» Data for processing
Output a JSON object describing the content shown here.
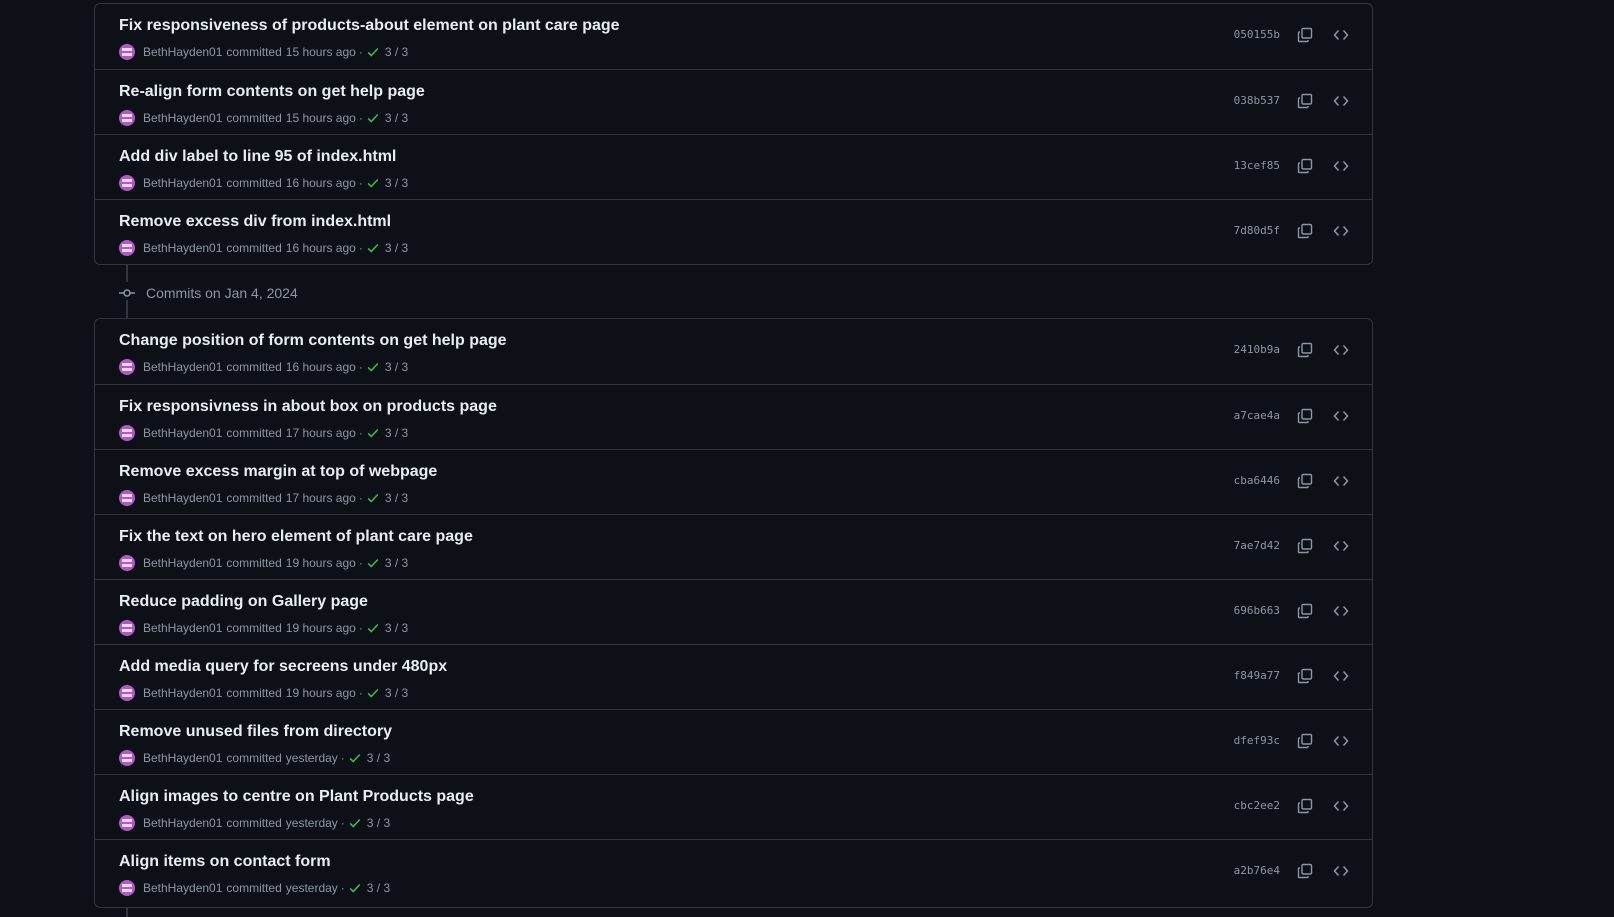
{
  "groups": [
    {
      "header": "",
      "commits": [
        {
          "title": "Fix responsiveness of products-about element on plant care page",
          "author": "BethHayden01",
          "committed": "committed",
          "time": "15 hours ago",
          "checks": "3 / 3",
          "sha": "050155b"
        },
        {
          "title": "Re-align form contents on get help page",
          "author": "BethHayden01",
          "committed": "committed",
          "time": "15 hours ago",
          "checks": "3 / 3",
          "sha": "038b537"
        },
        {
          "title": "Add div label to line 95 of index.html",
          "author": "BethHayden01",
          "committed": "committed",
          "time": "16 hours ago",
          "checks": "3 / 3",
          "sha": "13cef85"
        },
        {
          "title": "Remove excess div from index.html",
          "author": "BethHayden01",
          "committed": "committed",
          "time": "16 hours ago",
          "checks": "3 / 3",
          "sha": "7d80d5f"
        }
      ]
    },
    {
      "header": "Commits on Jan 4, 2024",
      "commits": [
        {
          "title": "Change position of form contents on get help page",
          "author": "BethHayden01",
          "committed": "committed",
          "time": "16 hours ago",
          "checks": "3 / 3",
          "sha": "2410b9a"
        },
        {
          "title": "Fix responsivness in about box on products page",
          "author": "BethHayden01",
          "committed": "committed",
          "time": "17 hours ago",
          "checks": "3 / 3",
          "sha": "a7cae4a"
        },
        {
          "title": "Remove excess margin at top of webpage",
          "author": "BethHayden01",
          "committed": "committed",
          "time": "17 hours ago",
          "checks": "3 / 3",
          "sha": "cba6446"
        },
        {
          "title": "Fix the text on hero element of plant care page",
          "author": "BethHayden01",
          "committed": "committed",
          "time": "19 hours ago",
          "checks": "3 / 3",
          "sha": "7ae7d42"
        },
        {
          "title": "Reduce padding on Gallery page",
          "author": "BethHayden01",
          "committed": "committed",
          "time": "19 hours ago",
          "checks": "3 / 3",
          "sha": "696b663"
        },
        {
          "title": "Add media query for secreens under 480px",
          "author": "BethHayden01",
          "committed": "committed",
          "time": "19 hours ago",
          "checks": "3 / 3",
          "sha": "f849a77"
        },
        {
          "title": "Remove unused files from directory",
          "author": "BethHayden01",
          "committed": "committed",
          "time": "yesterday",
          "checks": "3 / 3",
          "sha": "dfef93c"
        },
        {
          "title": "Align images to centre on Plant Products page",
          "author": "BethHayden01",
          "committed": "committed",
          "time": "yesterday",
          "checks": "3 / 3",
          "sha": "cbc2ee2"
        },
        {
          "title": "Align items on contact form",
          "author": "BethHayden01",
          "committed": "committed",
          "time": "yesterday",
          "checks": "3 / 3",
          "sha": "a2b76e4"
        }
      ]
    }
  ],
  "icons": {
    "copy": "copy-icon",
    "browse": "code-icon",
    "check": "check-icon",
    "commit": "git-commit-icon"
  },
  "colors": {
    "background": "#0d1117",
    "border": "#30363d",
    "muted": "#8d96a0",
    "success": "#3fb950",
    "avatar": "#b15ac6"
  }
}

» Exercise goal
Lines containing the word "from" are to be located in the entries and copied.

» Solved problem
          "title": "Remove excess div from index.html",
          "title": "Remove unused files from directory",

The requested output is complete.